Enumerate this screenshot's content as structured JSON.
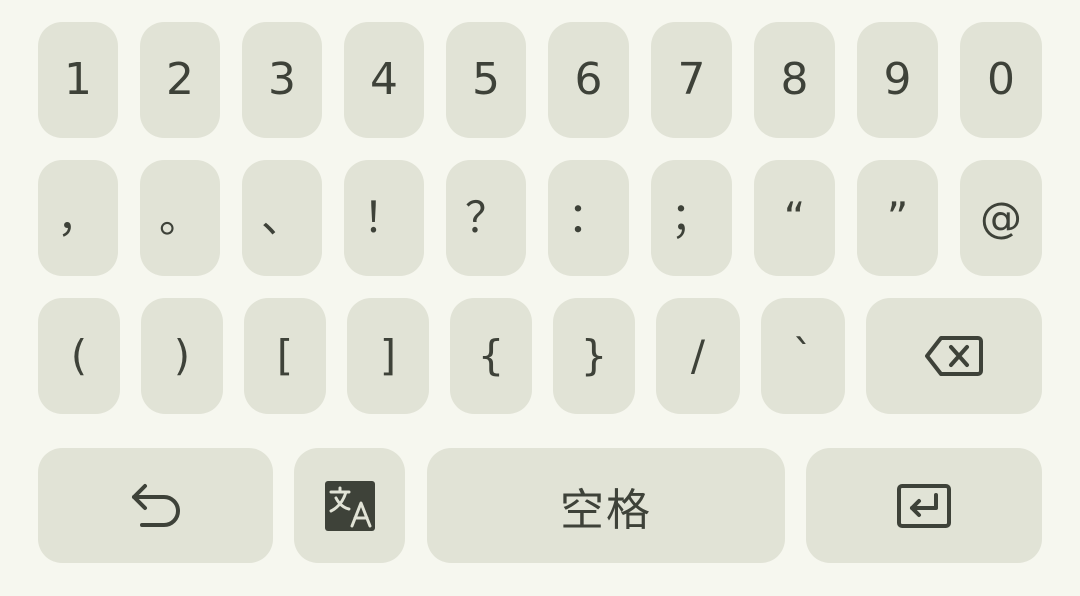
{
  "keyboard": {
    "row1": [
      "1",
      "2",
      "3",
      "4",
      "5",
      "6",
      "7",
      "8",
      "9",
      "0"
    ],
    "row2": [
      "，",
      "。",
      "、",
      "！",
      "？",
      "：",
      "；",
      "“",
      "”",
      "@"
    ],
    "row3": [
      "(",
      ")",
      "[",
      "]",
      "{",
      "}",
      "/",
      "`"
    ],
    "bottom": {
      "space_label": "空格"
    },
    "icons": {
      "backspace": "backspace-icon",
      "undo": "undo-icon",
      "translate": "translate-icon",
      "enter": "enter-icon"
    },
    "colors": {
      "background": "#f6f7ef",
      "key": "#e1e3d6",
      "text": "#3e4239"
    }
  }
}
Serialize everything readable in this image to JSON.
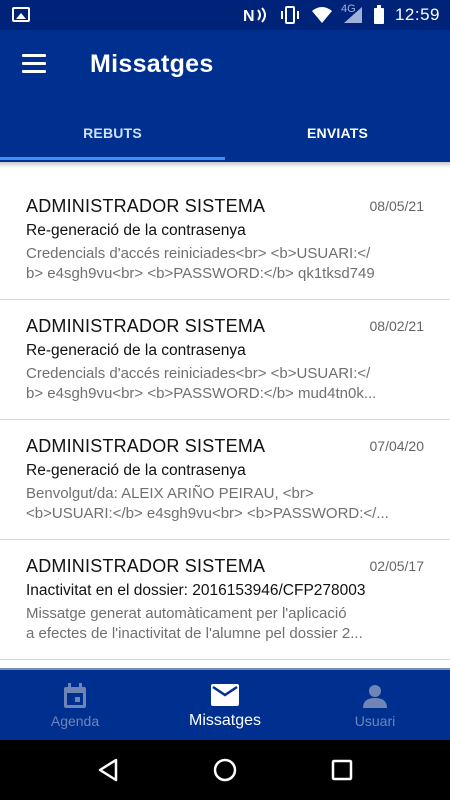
{
  "status_bar": {
    "network": "4G",
    "time": "12:59",
    "icons": [
      "image-icon",
      "nfc-icon",
      "vibrate-icon",
      "wifi-icon",
      "signal-icon",
      "battery-icon"
    ]
  },
  "app_bar": {
    "title": "Missatges",
    "menu_icon": "hamburger-menu-icon"
  },
  "tabs": [
    {
      "label": "REBUTS",
      "active": true
    },
    {
      "label": "ENVIATS",
      "active": false
    }
  ],
  "messages": [
    {
      "sender": "ADMINISTRADOR SISTEMA",
      "date": "08/05/21",
      "subject": "Re-generació de la contrasenya",
      "preview_line1": "Credencials d'accés reiniciades<br> <b>USUARI:</",
      "preview_line2": "b> e4sgh9vu<br> <b>PASSWORD:</b> qk1tksd749"
    },
    {
      "sender": "ADMINISTRADOR SISTEMA",
      "date": "08/02/21",
      "subject": "Re-generació de la contrasenya",
      "preview_line1": "Credencials d'accés reiniciades<br> <b>USUARI:</",
      "preview_line2": "b> e4sgh9vu<br> <b>PASSWORD:</b> mud4tn0k..."
    },
    {
      "sender": "ADMINISTRADOR SISTEMA",
      "date": "07/04/20",
      "subject": "Re-generació de la contrasenya",
      "preview_line1": "Benvolgut/da: ALEIX ARIÑO PEIRAU, <br>",
      "preview_line2": "<b>USUARI:</b> e4sgh9vu<br> <b>PASSWORD:</..."
    },
    {
      "sender": "ADMINISTRADOR SISTEMA",
      "date": "02/05/17",
      "subject": "Inactivitat en el dossier: 2016153946/CFP278003",
      "preview_line1": "Missatge generat automàticament per l'aplicació",
      "preview_line2": "a efectes de l'inactivitat de l'alumne pel dossier 2..."
    }
  ],
  "bottom_nav": [
    {
      "label": "Agenda",
      "icon": "calendar-icon",
      "active": false
    },
    {
      "label": "Missatges",
      "icon": "mail-icon",
      "active": true
    },
    {
      "label": "Usuari",
      "icon": "person-icon",
      "active": false
    }
  ],
  "system_nav": [
    "back-icon",
    "home-icon",
    "recents-icon"
  ],
  "colors": {
    "primary": "#00308f",
    "status_bar": "#00237a",
    "tab_indicator": "#3d8ef8",
    "inactive_nav": "#6f85b6"
  }
}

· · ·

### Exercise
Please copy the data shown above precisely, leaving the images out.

### Your solution
Enumerate this screenshot's content as structured JSON.
{
  "keyboard": {
    "row1": [
      "1",
      "2",
      "3",
      "4",
      "5",
      "6",
      "7",
      "8",
      "9",
      "0"
    ],
    "row2": [
      "，",
      "。",
      "、",
      "！",
      "？",
      "：",
      "；",
      "“",
      "”",
      "@"
    ],
    "row3": [
      "(",
      ")",
      "[",
      "]",
      "{",
      "}",
      "/",
      "`"
    ],
    "bottom": {
      "space_label": "空格"
    },
    "icons": {
      "backspace": "backspace-icon",
      "undo": "undo-icon",
      "translate": "translate-icon",
      "enter": "enter-icon"
    },
    "colors": {
      "background": "#f6f7ef",
      "key": "#e1e3d6",
      "text": "#3e4239"
    }
  }
}
Serialize everything readable in this image to JSON.
{
  "status_bar": {
    "network": "4G",
    "time": "12:59",
    "icons": [
      "image-icon",
      "nfc-icon",
      "vibrate-icon",
      "wifi-icon",
      "signal-icon",
      "battery-icon"
    ]
  },
  "app_bar": {
    "title": "Missatges",
    "menu_icon": "hamburger-menu-icon"
  },
  "tabs": [
    {
      "label": "REBUTS",
      "active": true
    },
    {
      "label": "ENVIATS",
      "active": false
    }
  ],
  "messages": [
    {
      "sender": "ADMINISTRADOR SISTEMA",
      "date": "08/05/21",
      "subject": "Re-generació de la contrasenya",
      "preview_line1": "Credencials d'accés reiniciades<br> <b>USUARI:</",
      "preview_line2": "b> e4sgh9vu<br> <b>PASSWORD:</b> qk1tksd749"
    },
    {
      "sender": "ADMINISTRADOR SISTEMA",
      "date": "08/02/21",
      "subject": "Re-generació de la contrasenya",
      "preview_line1": "Credencials d'accés reiniciades<br> <b>USUARI:</",
      "preview_line2": "b> e4sgh9vu<br> <b>PASSWORD:</b> mud4tn0k..."
    },
    {
      "sender": "ADMINISTRADOR SISTEMA",
      "date": "07/04/20",
      "subject": "Re-generació de la contrasenya",
      "preview_line1": "Benvolgut/da: ALEIX ARIÑO PEIRAU, <br>",
      "preview_line2": "<b>USUARI:</b> e4sgh9vu<br> <b>PASSWORD:</..."
    },
    {
      "sender": "ADMINISTRADOR SISTEMA",
      "date": "02/05/17",
      "subject": "Inactivitat en el dossier: 2016153946/CFP278003",
      "preview_line1": "Missatge generat automàticament per l'aplicació",
      "preview_line2": "a efectes de l'inactivitat de l'alumne pel dossier 2..."
    }
  ],
  "bottom_nav": [
    {
      "label": "Agenda",
      "icon": "calendar-icon",
      "active": false
    },
    {
      "label": "Missatges",
      "icon": "mail-icon",
      "active": true
    },
    {
      "label": "Usuari",
      "icon": "person-icon",
      "active": false
    }
  ],
  "system_nav": [
    "back-icon",
    "home-icon",
    "recents-icon"
  ],
  "colors": {
    "primary": "#00308f",
    "status_bar": "#00237a",
    "tab_indicator": "#3d8ef8",
    "inactive_nav": "#6f85b6"
  }
}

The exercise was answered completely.